- [TASK REQUIREMENTS]: Find how many lines in the material hold the word "text", then state that number and nothing more.

- [PROVIDED MATERIAL]:
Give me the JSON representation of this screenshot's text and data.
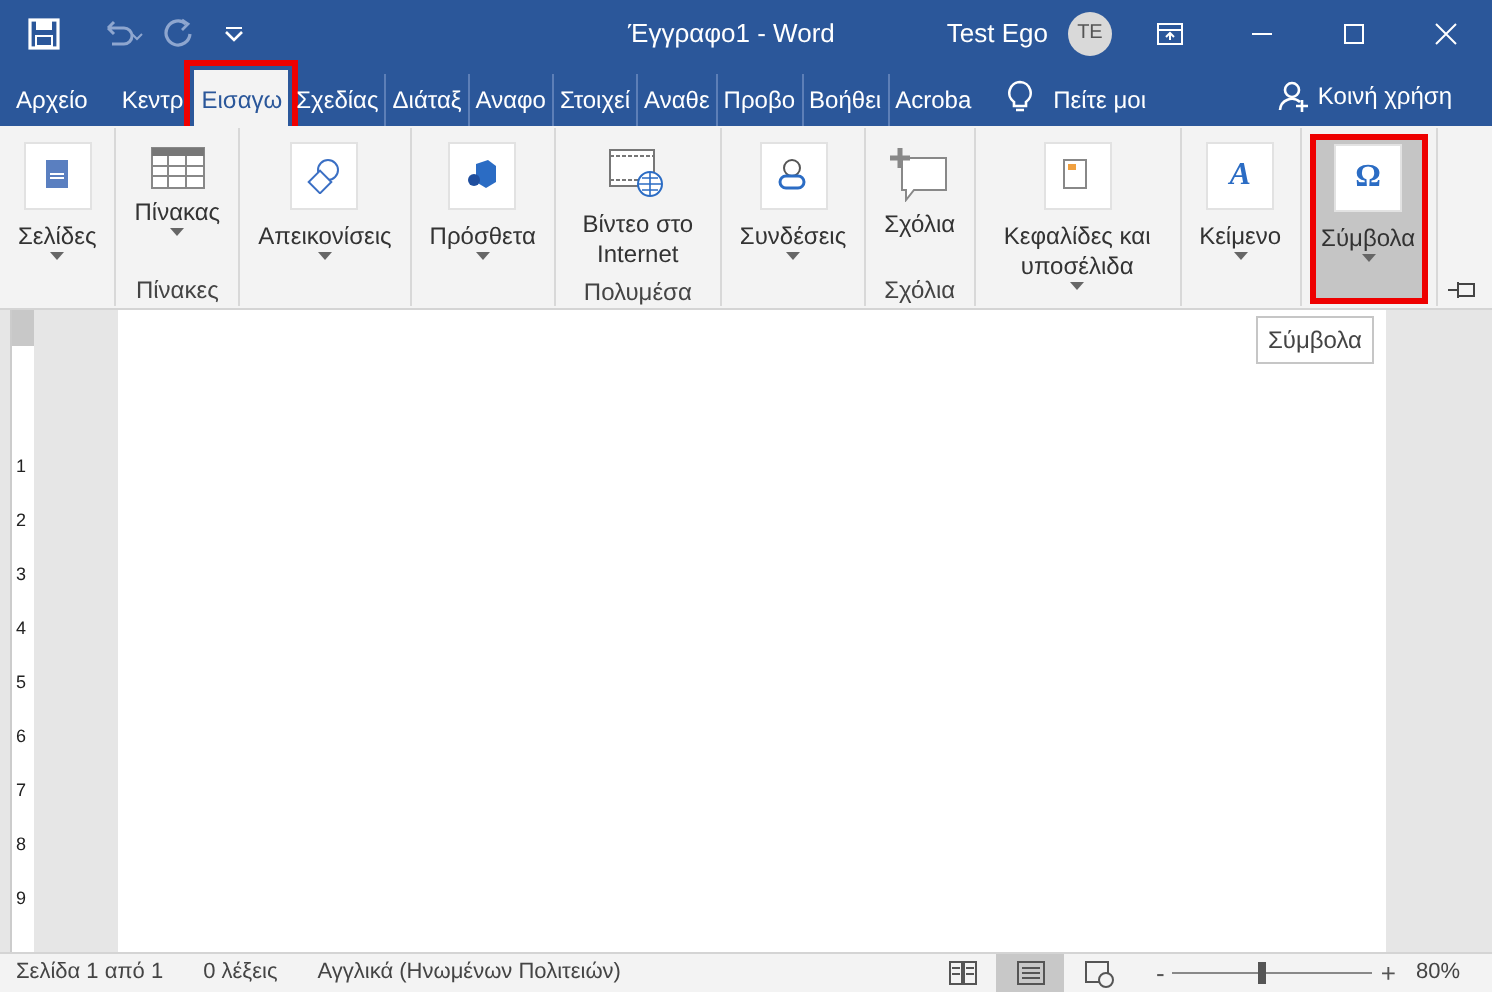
{
  "title_bar": {
    "title": "Έγγραφο1 - Word",
    "user": "Test Ego",
    "avatar_initials": "TE"
  },
  "tabs": [
    {
      "label": "Αρχείο",
      "selected": false,
      "annotated": false
    },
    {
      "label": "Κεντρ",
      "selected": false,
      "annotated": false
    },
    {
      "label": "Εισαγω",
      "selected": true,
      "annotated": true
    },
    {
      "label": "Σχεδίας",
      "selected": false,
      "annotated": false
    },
    {
      "label": "Διάταξ",
      "selected": false,
      "annotated": false
    },
    {
      "label": "Αναφο",
      "selected": false,
      "annotated": false
    },
    {
      "label": "Στοιχεί",
      "selected": false,
      "annotated": false
    },
    {
      "label": "Αναθε",
      "selected": false,
      "annotated": false
    },
    {
      "label": "Προβο",
      "selected": false,
      "annotated": false
    },
    {
      "label": "Βοήθει",
      "selected": false,
      "annotated": false
    },
    {
      "label": "Acroba",
      "selected": false,
      "annotated": false
    }
  ],
  "tell_me": "Πείτε μοι",
  "share": "Κοινή χρήση",
  "ribbon": {
    "groups": [
      {
        "buttons": [
          {
            "kind": "pages",
            "label": "Σελίδες",
            "dropdown": true,
            "pressed": false,
            "annotated": false
          }
        ]
      },
      {
        "label": "Πίνακες",
        "buttons": [
          {
            "kind": "table",
            "label": "Πίνακας",
            "dropdown": true,
            "pressed": false,
            "annotated": false
          }
        ]
      },
      {
        "buttons": [
          {
            "kind": "shapes",
            "label": "Απεικονίσεις",
            "dropdown": true,
            "pressed": false,
            "annotated": false
          }
        ]
      },
      {
        "buttons": [
          {
            "kind": "addins",
            "label": "Πρόσθετα",
            "dropdown": true,
            "pressed": false,
            "annotated": false
          }
        ]
      },
      {
        "label": "Πολυμέσα",
        "buttons": [
          {
            "kind": "video",
            "label": "Βίντεο στο Internet",
            "dropdown": false,
            "pressed": false,
            "annotated": false
          }
        ]
      },
      {
        "buttons": [
          {
            "kind": "links",
            "label": "Συνδέσεις",
            "dropdown": true,
            "pressed": false,
            "annotated": false
          }
        ]
      },
      {
        "label": "Σχόλια",
        "buttons": [
          {
            "kind": "comment",
            "label": "Σχόλια",
            "dropdown": false,
            "pressed": false,
            "annotated": false
          }
        ]
      },
      {
        "buttons": [
          {
            "kind": "header",
            "label": "Κεφαλίδες και υποσέλιδα",
            "dropdown": true,
            "pressed": false,
            "annotated": false
          }
        ]
      },
      {
        "buttons": [
          {
            "kind": "text",
            "glyph": "A",
            "label": "Κείμενο",
            "dropdown": true,
            "pressed": false,
            "annotated": false
          }
        ]
      },
      {
        "buttons": [
          {
            "kind": "symbols",
            "glyph": "Ω",
            "label": "Σύμβολα",
            "dropdown": true,
            "pressed": true,
            "annotated": true
          }
        ]
      }
    ]
  },
  "tooltip": "Σύμβολα",
  "ruler": [
    "1",
    "2",
    "3",
    "4",
    "5",
    "6",
    "7",
    "8",
    "9"
  ],
  "status_bar": {
    "page": "Σελίδα 1 από 1",
    "words": "0 λέξεις",
    "language": "Αγγλικά (Ηνωμένων Πολιτειών)",
    "views": [
      {
        "kind": "read",
        "selected": false
      },
      {
        "kind": "print",
        "selected": true
      },
      {
        "kind": "web",
        "selected": false
      }
    ],
    "zoom_minus": "-",
    "zoom_plus": "+",
    "zoom_slider": {
      "level": 0.45
    },
    "zoom": "80%"
  }
}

- [SOLUTION TO THIS PROBLEM]: 2